Diabetes is a condition in which the body is unable to properly use and store glucose, a form of sugar meant to be used by the body for energy to perform various bodily functions. As a result, this sugar accumulates in the bloodstream and causes one’s blood sugar level to rise to higher than normal levels. This can cause many complications throughout the body, especially in the eyes.
Comprehensive eye exams at least once a year minimizes the risk of diabetes related eye conditions going undetected and untreated.
Dr. Joseph Convertino in North Fort Myers, Florida states, “Diabetes is the leading cause of blindness in adults in their 20s and mid 70s. 4.2 million diabetes patients in the United States between 2005 and 2008 developed a serious diabetes related eye condition called diabetic retinopathy. This is an eye condition in which high blood sugar levels cause blood vessels in the eye to begin leaking fluids or to become completely closed off. Left untreated, diabetic retinopathy can cause severe vision loss or even blindness. People diagnosed with diabetes have also proven to be at increased risk of glaucoma and early development of cataracts. Despite these risks, 1 in 4 people with diabetes fail to have an annual comprehensive eye exam, leading to irreversible loss of vision and other dire consequences.”

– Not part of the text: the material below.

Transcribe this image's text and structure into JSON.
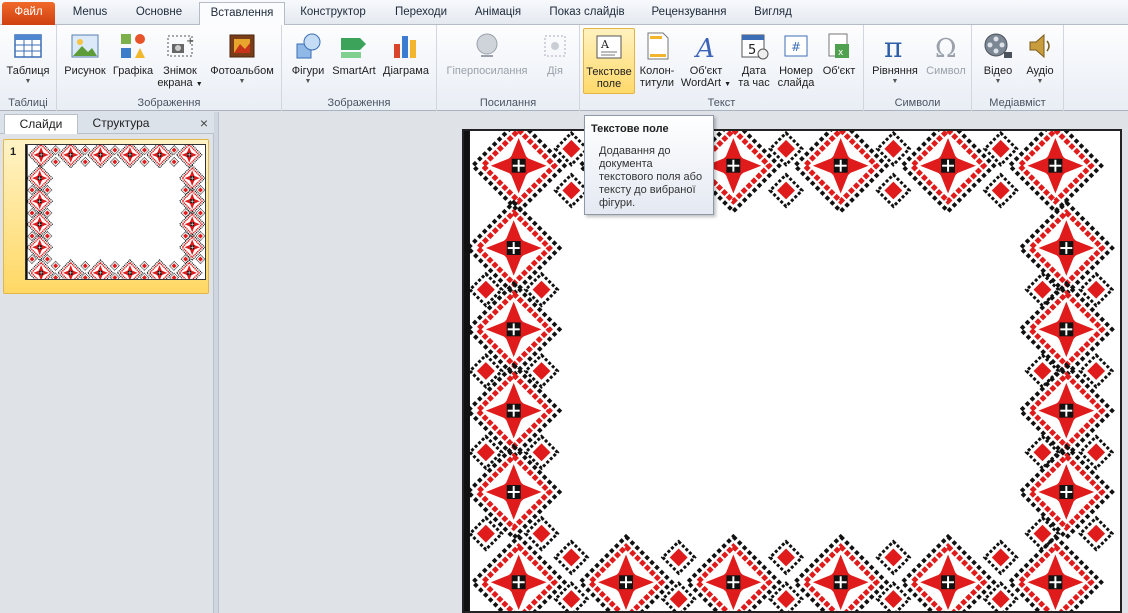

As many diabetes related conditions display no symptoms until significant damage has occurred, early detection is essential. Early detection of diabetes related eye conditions is most successful for people who follow their eye optometrist’s recommendation to have a comprehensive dilated eye exam once a year. This specialty eye exam consists of dilating your eye so that the pupil is enlarged, allowing your optometrist a wider window through which to inspect the retina for signs of retinopathy and other eye damage that could be caused by your diabetes. Included in a comprehensive exam is a tonometry test, in which a quick puff of air is blown into your eye or a pressure-sensitive tip is gently placed near or against it. The tonometry test measures your internal eye fluid pressure. If your eye doctor detects that your internal eye fluid pressure is higher than normal, this may be an indication of glaucoma. Statistics show that early detection through a dilated eye exam, timely treatment and appropriate follow-up can reduce your risk of significant vision loss from these conditions by as much as 95%.
Dr. Convertino explains, “If you experience blurry vision, double vision, or one or both of your eyes hurt, it’s recommended you contact your eye doctor immediately. If your eyes get red and stay that way, you feel pressure in your eye, or you consistently see spots or floaters in your vision, these can also be symptoms of an underlying eye problem related to your diabetes.” Although seeing your optometrist with annual check-ups are recommended, there are numerous symptoms that you need to keep an eye out for that indicate that you should not wait for your annual appointment before seeing your eye doctor.